As it turns out, Kurri, who has been the Oilers' leading goal scorer each of the four times they have won the Stanley Cup, may only have needed another spring challenge. He celebrated his 30th birthday last Friday by getting three goals (and two assists) in Game 2 against Boston to surpass Gretzky as the league's alltime leading playoff goal scorer, with 92.

He had help from Moog, who less than two minutes after the Bruins had fought back from a 2-0 deficit to tie the score, allowed a Kurri drive from the edge of the right face-off circle to carom off his pad and stick and squirt between his legs. Kurri also enjoyed the benefit of Boston coach Mike Milbury's decision to lift Moog, who had allowed three goals in four shots, in favor of Reggie Lemelin at 4:21 of the second period. An 11-year NHL veteran, Lemelin had not played since allowing five goals in two periods of Game 4 of the Bruins' opening-round series against the Hartford Whalers. Kurri's eyes lit up like a pinball machine at the sight of Lemelin.

The Bruins jumped all over the Oilers early in the second game. Nonetheless, they couldn't get ahead. Ranford, brilliant on consecutive stops against Brian Propp, Janney and Cam Neely, was an intimidating presence; he forced Boston shooters to take a split-second longer to look for the corner of the goal before they fired. The harder they pressed to get into the attack, the easier it was for patient Edmonton, playing with the lead, to pick them apart.

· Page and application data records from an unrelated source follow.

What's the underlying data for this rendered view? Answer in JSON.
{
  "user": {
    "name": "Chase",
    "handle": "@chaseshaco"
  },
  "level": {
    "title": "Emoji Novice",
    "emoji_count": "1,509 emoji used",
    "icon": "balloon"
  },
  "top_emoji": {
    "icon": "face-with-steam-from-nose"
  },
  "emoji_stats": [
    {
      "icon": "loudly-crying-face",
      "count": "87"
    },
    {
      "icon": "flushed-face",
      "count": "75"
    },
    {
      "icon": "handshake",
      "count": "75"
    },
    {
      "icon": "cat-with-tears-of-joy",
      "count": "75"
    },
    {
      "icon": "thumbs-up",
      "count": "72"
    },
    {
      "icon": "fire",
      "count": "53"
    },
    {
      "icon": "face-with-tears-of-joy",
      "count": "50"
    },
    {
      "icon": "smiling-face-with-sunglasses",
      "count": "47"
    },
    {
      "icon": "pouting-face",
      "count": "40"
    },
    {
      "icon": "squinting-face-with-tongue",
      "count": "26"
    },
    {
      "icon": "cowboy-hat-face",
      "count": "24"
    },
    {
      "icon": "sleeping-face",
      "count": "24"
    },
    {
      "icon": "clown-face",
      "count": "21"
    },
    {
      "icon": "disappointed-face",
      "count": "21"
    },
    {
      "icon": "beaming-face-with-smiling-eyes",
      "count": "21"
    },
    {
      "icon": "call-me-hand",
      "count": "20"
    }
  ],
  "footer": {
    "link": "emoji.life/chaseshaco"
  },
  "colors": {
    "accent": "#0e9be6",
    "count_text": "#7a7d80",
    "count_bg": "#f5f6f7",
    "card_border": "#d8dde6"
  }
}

Ranford was getting a lot of help from Tikkanen, a good scorer and strong cornerman who turns into superpest when a top-notch opposition playmaker requires his attention. He had Gretzky for breakfast and Chicago's Denis Savard for lunch in the two previous rounds. Now he had Janney alive for dinner, and through the first three games of the finals the Bruin playmaker failed to score a point.

Though this series, which was rated a virtual toss-up when it began, had swung dramatically in Edmonton's favor, Pocklington was still nickel-and-diming the players who had put the Oilers in front. After Game 2, when he was asked about the status of Kurd's contract negotiations, he said, "It's up to Jari, not up to me. We know what we can afford to pay him. Somebody said to me it's too much of a business to be a sport, but one thing we never do in business is lose our head and change the chemistry of our team by overpaying one person."

By week's end, the Oilers were two games away from a fifth Stanley Cup, after playing with a cast far different from Edmonton's first championship team of seven springs ago. That should tell you that there is only one person Pocklington can't afford not to overpay: Sather. Amid reports of Pocklington's declining fortune, his general manager has proved to be worth one.



Moog, shown here making his sole save in Game 2, got yanked in the second period.



In the third OT of Game 1, it was lights out for a fan during a power outage and for Moog & Co. after Klima's goal.



[See caption above.]



In the first three games Tikkanen stayed on top of Janney, who had no goals or assists.



Bob Carpenter pinned Gregg late in Game 2, but by then the Oilers had nailed the Bruins.



Kurri (rear) sent Moog onto his backside by scoring the first goal of his hat trick.